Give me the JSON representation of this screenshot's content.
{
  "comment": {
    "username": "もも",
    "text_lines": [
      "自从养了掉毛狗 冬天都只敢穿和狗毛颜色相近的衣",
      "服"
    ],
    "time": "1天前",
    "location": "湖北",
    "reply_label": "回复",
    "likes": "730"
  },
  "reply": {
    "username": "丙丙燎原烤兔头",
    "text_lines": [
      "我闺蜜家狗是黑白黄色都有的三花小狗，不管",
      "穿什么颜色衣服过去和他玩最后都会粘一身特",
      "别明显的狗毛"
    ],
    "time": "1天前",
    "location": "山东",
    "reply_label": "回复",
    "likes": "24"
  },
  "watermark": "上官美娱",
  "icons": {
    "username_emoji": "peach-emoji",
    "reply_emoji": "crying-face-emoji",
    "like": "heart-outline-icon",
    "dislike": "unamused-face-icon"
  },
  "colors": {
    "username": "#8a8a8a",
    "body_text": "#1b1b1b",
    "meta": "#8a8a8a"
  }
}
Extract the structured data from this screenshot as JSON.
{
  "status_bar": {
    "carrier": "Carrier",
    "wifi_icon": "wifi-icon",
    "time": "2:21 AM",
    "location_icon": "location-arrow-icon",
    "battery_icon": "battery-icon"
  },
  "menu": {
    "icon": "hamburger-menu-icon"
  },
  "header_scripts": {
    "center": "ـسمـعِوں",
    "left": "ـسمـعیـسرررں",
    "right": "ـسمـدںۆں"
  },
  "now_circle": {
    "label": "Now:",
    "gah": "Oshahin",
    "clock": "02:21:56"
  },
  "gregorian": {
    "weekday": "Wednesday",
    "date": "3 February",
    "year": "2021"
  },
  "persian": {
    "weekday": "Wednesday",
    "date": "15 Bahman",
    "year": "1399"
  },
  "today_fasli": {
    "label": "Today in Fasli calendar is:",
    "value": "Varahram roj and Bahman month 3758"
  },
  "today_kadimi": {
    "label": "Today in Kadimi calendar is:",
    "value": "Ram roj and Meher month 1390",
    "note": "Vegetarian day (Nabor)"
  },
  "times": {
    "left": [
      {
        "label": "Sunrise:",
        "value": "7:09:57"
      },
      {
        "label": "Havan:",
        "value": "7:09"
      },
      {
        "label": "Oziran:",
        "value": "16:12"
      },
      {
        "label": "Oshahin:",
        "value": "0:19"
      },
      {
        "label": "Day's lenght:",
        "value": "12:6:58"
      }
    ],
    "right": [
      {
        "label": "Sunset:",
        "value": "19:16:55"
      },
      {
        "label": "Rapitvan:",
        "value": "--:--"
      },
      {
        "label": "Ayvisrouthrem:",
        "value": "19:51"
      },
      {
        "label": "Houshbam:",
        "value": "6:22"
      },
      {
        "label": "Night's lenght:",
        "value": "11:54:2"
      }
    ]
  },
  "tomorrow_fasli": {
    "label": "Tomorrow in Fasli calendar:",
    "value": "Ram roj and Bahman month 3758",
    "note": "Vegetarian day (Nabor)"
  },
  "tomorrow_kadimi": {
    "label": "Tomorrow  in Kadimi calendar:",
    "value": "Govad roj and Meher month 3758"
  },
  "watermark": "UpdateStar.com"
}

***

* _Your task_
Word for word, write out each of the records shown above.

* _Response to this exercise_
Give me the JSON representation of this screenshot's content.
{
  "comment": {
    "username": "もも",
    "text_lines": [
      "自从养了掉毛狗 冬天都只敢穿和狗毛颜色相近的衣",
      "服"
    ],
    "time": "1天前",
    "location": "湖北",
    "reply_label": "回复",
    "likes": "730"
  },
  "reply": {
    "username": "丙丙燎原烤兔头",
    "text_lines": [
      "我闺蜜家狗是黑白黄色都有的三花小狗，不管",
      "穿什么颜色衣服过去和他玩最后都会粘一身特",
      "别明显的狗毛"
    ],
    "time": "1天前",
    "location": "山东",
    "reply_label": "回复",
    "likes": "24"
  },
  "watermark": "上官美娱",
  "icons": {
    "username_emoji": "peach-emoji",
    "reply_emoji": "crying-face-emoji",
    "like": "heart-outline-icon",
    "dislike": "unamused-face-icon"
  },
  "colors": {
    "username": "#8a8a8a",
    "body_text": "#1b1b1b",
    "meta": "#8a8a8a"
  }
}
Extract the structured data from this screenshot as JSON.
{
  "status_bar": {
    "carrier": "Carrier",
    "wifi_icon": "wifi-icon",
    "time": "2:21 AM",
    "location_icon": "location-arrow-icon",
    "battery_icon": "battery-icon"
  },
  "menu": {
    "icon": "hamburger-menu-icon"
  },
  "header_scripts": {
    "center": "ـسمـعِوں",
    "left": "ـسمـعیـسرررں",
    "right": "ـسمـدںۆں"
  },
  "now_circle": {
    "label": "Now:",
    "gah": "Oshahin",
    "clock": "02:21:56"
  },
  "gregorian": {
    "weekday": "Wednesday",
    "date": "3 February",
    "year": "2021"
  },
  "persian": {
    "weekday": "Wednesday",
    "date": "15 Bahman",
    "year": "1399"
  },
  "today_fasli": {
    "label": "Today in Fasli calendar is:",
    "value": "Varahram roj and Bahman month 3758"
  },
  "today_kadimi": {
    "label": "Today in Kadimi calendar is:",
    "value": "Ram roj and Meher month 1390",
    "note": "Vegetarian day (Nabor)"
  },
  "times": {
    "left": [
      {
        "label": "Sunrise:",
        "value": "7:09:57"
      },
      {
        "label": "Havan:",
        "value": "7:09"
      },
      {
        "label": "Oziran:",
        "value": "16:12"
      },
      {
        "label": "Oshahin:",
        "value": "0:19"
      },
      {
        "label": "Day's lenght:",
        "value": "12:6:58"
      }
    ],
    "right": [
      {
        "label": "Sunset:",
        "value": "19:16:55"
      },
      {
        "label": "Rapitvan:",
        "value": "--:--"
      },
      {
        "label": "Ayvisrouthrem:",
        "value": "19:51"
      },
      {
        "label": "Houshbam:",
        "value": "6:22"
      },
      {
        "label": "Night's lenght:",
        "value": "11:54:2"
      }
    ]
  },
  "tomorrow_fasli": {
    "label": "Tomorrow in Fasli calendar:",
    "value": "Ram roj and Bahman month 3758",
    "note": "Vegetarian day (Nabor)"
  },
  "tomorrow_kadimi": {
    "label": "Tomorrow  in Kadimi calendar:",
    "value": "Govad roj and Meher month 3758"
  },
  "watermark": "UpdateStar.com"
}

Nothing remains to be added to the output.